Research on the Effectiveness of “Teaching” Your Teen to Drink
Posted Feb 16 2011 10:49am
by Lisa Frederiksen
Often parents talk about the reasons for letting their teens drink at home. One reason that regularly comes up often is the desire to “teach” their teen to drink so that when their teen is presented with an opportunity to drink with friends, their teen doesn’t go overboard, either because they view alcohol as the “forbidden fruit” or because they are unfamiliar with how alcohol will affect them. So, these parents allow their teens to drink at home; sometimes even hosting teen parties with alcohol (taking away the car keys, of course) in an attempt to “teach” their teen to drink and thereby keep them safe.

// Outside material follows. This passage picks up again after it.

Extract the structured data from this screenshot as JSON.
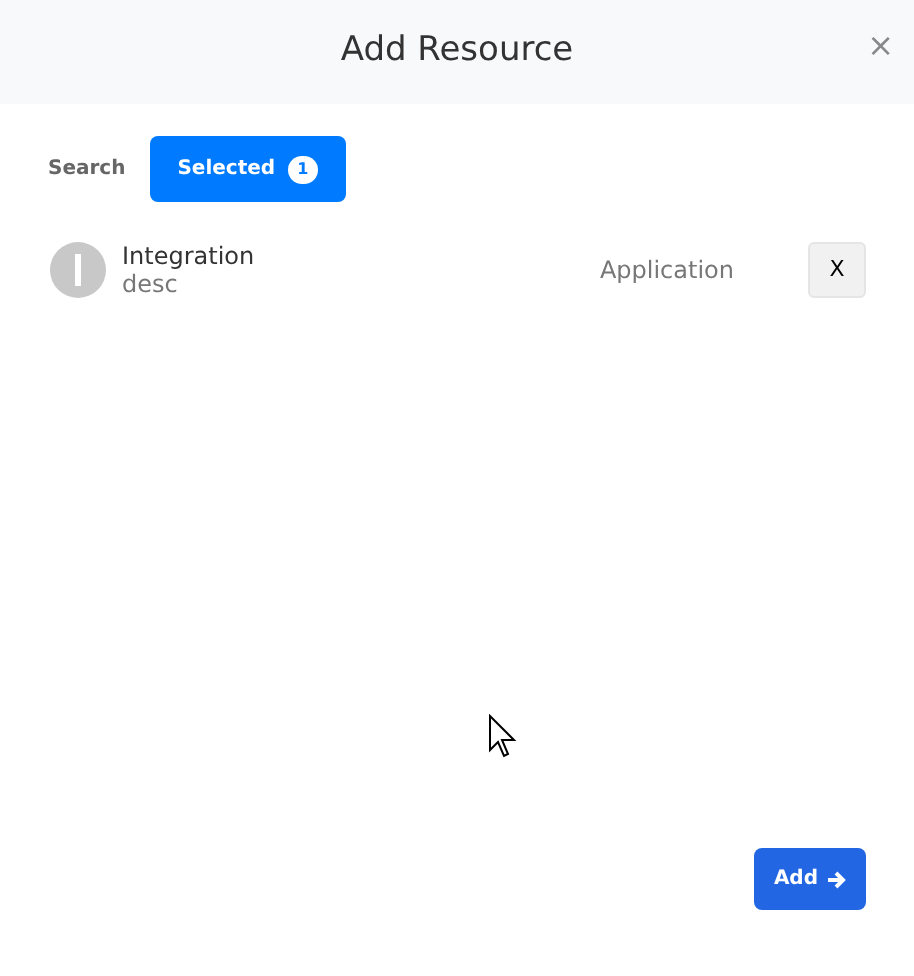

Below is an excerpt of 21st century study findings about the consequences of this approach (one study quoted is as recent as 2010). It is taken from NIAAA’s Underage Drinking Research Initiative paper, titled: “ Parenting to Prevent Childhood Alcohol Use :”
Some parents wonder whether allowing their children to drink in the home will help them develop an appropriate relationship with alcohol. According to most studies this does not appear to be the case. In a study of 6th, 7th, and 8th graders, researchers observed that students whose parents allowed them to drink at home and/or provided them with alcohol experienced the steepest escalation in drinking (Komro et al., 2007). Other studies suggest that adolescents who are allowed to drink at home drink more heavily outside of the home (van der Vorst et al., 2010). In contrast, adolescents are less likely to drink heavily if they live in homes where parents have specific rules against drinking at a young age and also drink responsibly themselves (van der Vorst et al., 2006). However, not all studies suggest that parental provision of alcohol to teens leads to trouble. For instance, one study showed that drinking with a parent in the proper context (such as a sip of alcohol at an important family function) can be a protective factor against excessive drinking (Foley et al., 2004). In other contexts, parental provision of alcohol serves as a direct risk factor for excessive drinking, as is the case when parents provide alcohol for parties attended or hosted by their adolescents. Collectively, the literature suggests that permissive attitudes toward adolescent drinking, particularly when combined with poor communication and unhealthy modeling, can lead teens into unhealthy relationships with alcohol.”
NIAAA’s relatively short paper, “ Parenting to Prevent Childhood Alcohol Use ,” provides a great deal of other important information for parents on this issue, including: the role of genetics and parenting styles, for example, as well as suggestions for what parents can do.